The chemical composition of broadleaf varietal tea trees (da ye) grown in Yunnan not only gives the tea a distinctive aroma and flavor profile, it also makes the leaves of Pu-er tea suitable for aging, enhancing the quality of the tea. Pu-er starts its life out like a green tea (except it is not dried completely like a green tea). As the tea ages, naturally or artificially, the leaves, which retain a certain amount of moisture, undergo fermentation, which is brought about by the action of various microorganisms. It is the result of this microbial activity that give rise to the unique medicinal qualities Pu-er tea offers.
Many studies have been conducted to pinpoint the health benefits in Pu-er tea. An article published in the Experimental Gerontology, June 2009 entitled Pu-er tea aqueous extracts lower atherosclerotic risk factors in a rat hperlipidemia model suggests, “Pu-erh tea exerts strong antioxidative and lipid-lowering effects and therefore can be used to reduce the risk of cardiovascular disorders.”
A study conducted by the Institute of Biochemistry and Molecular Biology, College of Medicine National Taiwan University, Taipei entitled Pu-er tea supplementation suppresses fatty acid synthase expression in the rat liver through downregulating Akt and JNK signalings as demonstrated in human hepatoma HepG2 cells reveals, “The expression of fatty acid synthase (FAS) in the livers of rats fed Pu-er tea leaves was significantly suppressed. The gains in body weight, level of triacylglycerol, and total cholesterol were also suppressed in the tea treated rats.”
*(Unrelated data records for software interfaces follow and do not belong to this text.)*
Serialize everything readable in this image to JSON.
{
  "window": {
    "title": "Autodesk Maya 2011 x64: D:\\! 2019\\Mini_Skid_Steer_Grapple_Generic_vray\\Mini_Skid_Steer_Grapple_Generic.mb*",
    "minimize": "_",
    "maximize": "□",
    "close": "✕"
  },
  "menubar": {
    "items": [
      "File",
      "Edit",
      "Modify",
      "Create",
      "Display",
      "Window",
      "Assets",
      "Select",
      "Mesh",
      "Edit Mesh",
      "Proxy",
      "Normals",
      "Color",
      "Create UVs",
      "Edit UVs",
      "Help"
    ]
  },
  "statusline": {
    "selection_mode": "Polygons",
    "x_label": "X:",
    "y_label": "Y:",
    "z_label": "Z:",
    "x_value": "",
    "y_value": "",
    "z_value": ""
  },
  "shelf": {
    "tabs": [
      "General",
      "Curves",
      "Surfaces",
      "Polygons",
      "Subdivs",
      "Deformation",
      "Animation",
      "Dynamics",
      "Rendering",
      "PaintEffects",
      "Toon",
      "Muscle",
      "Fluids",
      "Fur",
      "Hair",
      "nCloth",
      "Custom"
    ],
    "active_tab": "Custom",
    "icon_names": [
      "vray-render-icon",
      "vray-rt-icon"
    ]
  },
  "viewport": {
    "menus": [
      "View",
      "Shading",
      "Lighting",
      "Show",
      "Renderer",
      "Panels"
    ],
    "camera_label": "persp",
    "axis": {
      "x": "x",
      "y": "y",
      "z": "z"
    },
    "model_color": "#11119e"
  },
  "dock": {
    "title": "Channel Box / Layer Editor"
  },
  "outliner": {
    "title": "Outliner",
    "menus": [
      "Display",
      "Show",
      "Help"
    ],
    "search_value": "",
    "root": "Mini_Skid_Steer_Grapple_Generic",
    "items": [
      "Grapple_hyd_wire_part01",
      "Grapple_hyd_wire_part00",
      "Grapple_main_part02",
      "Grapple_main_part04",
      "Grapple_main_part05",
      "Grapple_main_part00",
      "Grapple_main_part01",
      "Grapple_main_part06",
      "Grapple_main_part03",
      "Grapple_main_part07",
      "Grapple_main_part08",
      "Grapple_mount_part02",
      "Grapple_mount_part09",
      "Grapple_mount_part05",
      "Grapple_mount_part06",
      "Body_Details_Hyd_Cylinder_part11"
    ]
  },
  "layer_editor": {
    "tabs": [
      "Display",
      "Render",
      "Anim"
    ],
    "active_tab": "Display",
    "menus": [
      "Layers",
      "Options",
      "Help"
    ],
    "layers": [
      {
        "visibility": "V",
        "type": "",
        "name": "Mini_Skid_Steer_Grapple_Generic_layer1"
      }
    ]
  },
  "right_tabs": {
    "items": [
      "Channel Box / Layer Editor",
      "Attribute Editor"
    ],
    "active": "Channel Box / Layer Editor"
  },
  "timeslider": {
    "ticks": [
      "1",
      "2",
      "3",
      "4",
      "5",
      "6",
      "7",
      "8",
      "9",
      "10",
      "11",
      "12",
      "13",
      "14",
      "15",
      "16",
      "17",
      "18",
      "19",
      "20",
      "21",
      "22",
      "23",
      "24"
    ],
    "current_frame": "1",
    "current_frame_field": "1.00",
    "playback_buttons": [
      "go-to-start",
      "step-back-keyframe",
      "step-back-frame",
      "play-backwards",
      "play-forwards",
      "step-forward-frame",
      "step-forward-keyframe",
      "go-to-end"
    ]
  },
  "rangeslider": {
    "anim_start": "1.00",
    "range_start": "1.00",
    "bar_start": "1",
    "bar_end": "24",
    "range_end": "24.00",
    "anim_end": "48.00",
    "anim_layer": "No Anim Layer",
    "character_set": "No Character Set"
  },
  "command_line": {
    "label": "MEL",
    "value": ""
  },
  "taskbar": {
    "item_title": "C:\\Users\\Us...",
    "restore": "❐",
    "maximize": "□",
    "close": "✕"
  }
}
Another study done by the Department of Food Science and Technology, China Nan Univ. of Pharmacy and Science entitled, Effects of Pu-er tea on oxidative damage and nitric oxide scavenging, investigated the effects of fermented Pu-er tea on oxidative damage and a nitric oxide scavenging agent compared with other brands of tea. The study indicates that “water extracts of Pu-er tea exhibited a remarkable protective effect in lipid (liposome) and nonlipid model systems, implying that it is an inhibitor of lipid and nonlipid oxidative damage… Overall, these findings suggest that Puer tea may play a crucial role in preventing such oxidation-related diseases as atherosclerosis and other types of vascular diseases.”